Problem to work on. An exact copy of all the data below is needed.

Source records.

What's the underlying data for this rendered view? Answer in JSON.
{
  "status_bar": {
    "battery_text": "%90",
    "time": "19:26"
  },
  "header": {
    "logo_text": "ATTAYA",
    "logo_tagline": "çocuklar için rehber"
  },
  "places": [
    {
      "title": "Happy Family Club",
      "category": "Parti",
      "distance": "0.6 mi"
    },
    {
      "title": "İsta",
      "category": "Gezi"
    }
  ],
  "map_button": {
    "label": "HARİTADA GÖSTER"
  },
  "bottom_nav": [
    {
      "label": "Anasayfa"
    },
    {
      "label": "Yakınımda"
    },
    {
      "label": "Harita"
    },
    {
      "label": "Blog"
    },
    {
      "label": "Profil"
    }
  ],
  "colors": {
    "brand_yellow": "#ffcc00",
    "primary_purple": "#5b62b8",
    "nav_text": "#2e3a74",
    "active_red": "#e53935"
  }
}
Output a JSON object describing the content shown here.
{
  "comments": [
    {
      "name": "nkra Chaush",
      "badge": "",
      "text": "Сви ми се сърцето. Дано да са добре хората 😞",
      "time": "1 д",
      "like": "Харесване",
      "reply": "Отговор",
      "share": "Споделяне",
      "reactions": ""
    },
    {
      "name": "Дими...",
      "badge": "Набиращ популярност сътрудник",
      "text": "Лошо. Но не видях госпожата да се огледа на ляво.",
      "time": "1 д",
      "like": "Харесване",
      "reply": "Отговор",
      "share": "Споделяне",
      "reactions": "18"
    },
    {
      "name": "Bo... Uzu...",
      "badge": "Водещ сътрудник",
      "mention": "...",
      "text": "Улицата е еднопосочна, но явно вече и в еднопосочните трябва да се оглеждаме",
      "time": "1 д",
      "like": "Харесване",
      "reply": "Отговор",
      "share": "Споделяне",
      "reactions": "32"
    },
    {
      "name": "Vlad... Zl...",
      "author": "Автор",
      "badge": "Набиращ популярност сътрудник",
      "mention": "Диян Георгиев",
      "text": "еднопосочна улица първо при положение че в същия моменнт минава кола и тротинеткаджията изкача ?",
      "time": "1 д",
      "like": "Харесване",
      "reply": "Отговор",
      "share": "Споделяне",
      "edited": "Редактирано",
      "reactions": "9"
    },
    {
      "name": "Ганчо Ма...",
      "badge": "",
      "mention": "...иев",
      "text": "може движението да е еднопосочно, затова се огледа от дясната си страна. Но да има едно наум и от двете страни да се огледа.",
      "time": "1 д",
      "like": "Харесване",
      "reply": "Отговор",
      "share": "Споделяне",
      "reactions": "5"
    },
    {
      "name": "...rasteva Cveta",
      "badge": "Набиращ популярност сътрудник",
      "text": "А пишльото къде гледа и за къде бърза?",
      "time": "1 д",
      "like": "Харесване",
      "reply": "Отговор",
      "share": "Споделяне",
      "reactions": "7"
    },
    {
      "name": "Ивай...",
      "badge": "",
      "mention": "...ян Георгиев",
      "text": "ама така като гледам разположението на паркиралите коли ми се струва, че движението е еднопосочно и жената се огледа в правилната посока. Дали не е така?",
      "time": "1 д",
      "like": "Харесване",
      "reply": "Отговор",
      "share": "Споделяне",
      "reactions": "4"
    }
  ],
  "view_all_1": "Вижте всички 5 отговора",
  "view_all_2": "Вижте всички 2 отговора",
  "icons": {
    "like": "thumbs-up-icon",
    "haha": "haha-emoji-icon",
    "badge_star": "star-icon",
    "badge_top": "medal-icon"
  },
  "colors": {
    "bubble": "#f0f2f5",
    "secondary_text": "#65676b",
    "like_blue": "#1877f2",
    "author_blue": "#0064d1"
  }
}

Your response.
What's the underlying data for this rendered view? Answer in JSON.
{
  "status_bar": {
    "battery_text": "%90",
    "time": "19:26"
  },
  "header": {
    "logo_text": "ATTAYA",
    "logo_tagline": "çocuklar için rehber"
  },
  "places": [
    {
      "title": "Happy Family Club",
      "category": "Parti",
      "distance": "0.6 mi"
    },
    {
      "title": "İsta",
      "category": "Gezi"
    }
  ],
  "map_button": {
    "label": "HARİTADA GÖSTER"
  },
  "bottom_nav": [
    {
      "label": "Anasayfa"
    },
    {
      "label": "Yakınımda"
    },
    {
      "label": "Harita"
    },
    {
      "label": "Blog"
    },
    {
      "label": "Profil"
    }
  ],
  "colors": {
    "brand_yellow": "#ffcc00",
    "primary_purple": "#5b62b8",
    "nav_text": "#2e3a74",
    "active_red": "#e53935"
  }
}
Output a JSON object describing the content shown here.
{
  "comments": [
    {
      "name": "nkra Chaush",
      "badge": "",
      "text": "Сви ми се сърцето. Дано да са добре хората 😞",
      "time": "1 д",
      "like": "Харесване",
      "reply": "Отговор",
      "share": "Споделяне",
      "reactions": ""
    },
    {
      "name": "Дими...",
      "badge": "Набиращ популярност сътрудник",
      "text": "Лошо. Но не видях госпожата да се огледа на ляво.",
      "time": "1 д",
      "like": "Харесване",
      "reply": "Отговор",
      "share": "Споделяне",
      "reactions": "18"
    },
    {
      "name": "Bo... Uzu...",
      "badge": "Водещ сътрудник",
      "mention": "...",
      "text": "Улицата е еднопосочна, но явно вече и в еднопосочните трябва да се оглеждаме",
      "time": "1 д",
      "like": "Харесване",
      "reply": "Отговор",
      "share": "Споделяне",
      "reactions": "32"
    },
    {
      "name": "Vlad... Zl...",
      "author": "Автор",
      "badge": "Набиращ популярност сътрудник",
      "mention": "Диян Георгиев",
      "text": "еднопосочна улица първо при положение че в същия моменнт минава кола и тротинеткаджията изкача ?",
      "time": "1 д",
      "like": "Харесване",
      "reply": "Отговор",
      "share": "Споделяне",
      "edited": "Редактирано",
      "reactions": "9"
    },
    {
      "name": "Ганчо Ма...",
      "badge": "",
      "mention": "...иев",
      "text": "може движението да е еднопосочно, затова се огледа от дясната си страна. Но да има едно наум и от двете страни да се огледа.",
      "time": "1 д",
      "like": "Харесване",
      "reply": "Отговор",
      "share": "Споделяне",
      "reactions": "5"
    },
    {
      "name": "...rasteva Cveta",
      "badge": "Набиращ популярност сътрудник",
      "text": "А пишльото къде гледа и за къде бърза?",
      "time": "1 д",
      "like": "Харесване",
      "reply": "Отговор",
      "share": "Споделяне",
      "reactions": "7"
    },
    {
      "name": "Ивай...",
      "badge": "",
      "mention": "...ян Георгиев",
      "text": "ама така като гледам разположението на паркиралите коли ми се струва, че движението е еднопосочно и жената се огледа в правилната посока. Дали не е така?",
      "time": "1 д",
      "like": "Харесване",
      "reply": "Отговор",
      "share": "Споделяне",
      "reactions": "4"
    }
  ],
  "view_all_1": "Вижте всички 5 отговора",
  "view_all_2": "Вижте всички 2 отговора",
  "icons": {
    "like": "thumbs-up-icon",
    "haha": "haha-emoji-icon",
    "badge_star": "star-icon",
    "badge_top": "medal-icon"
  },
  "colors": {
    "bubble": "#f0f2f5",
    "secondary_text": "#65676b",
    "like_blue": "#1877f2",
    "author_blue": "#0064d1"
  }
}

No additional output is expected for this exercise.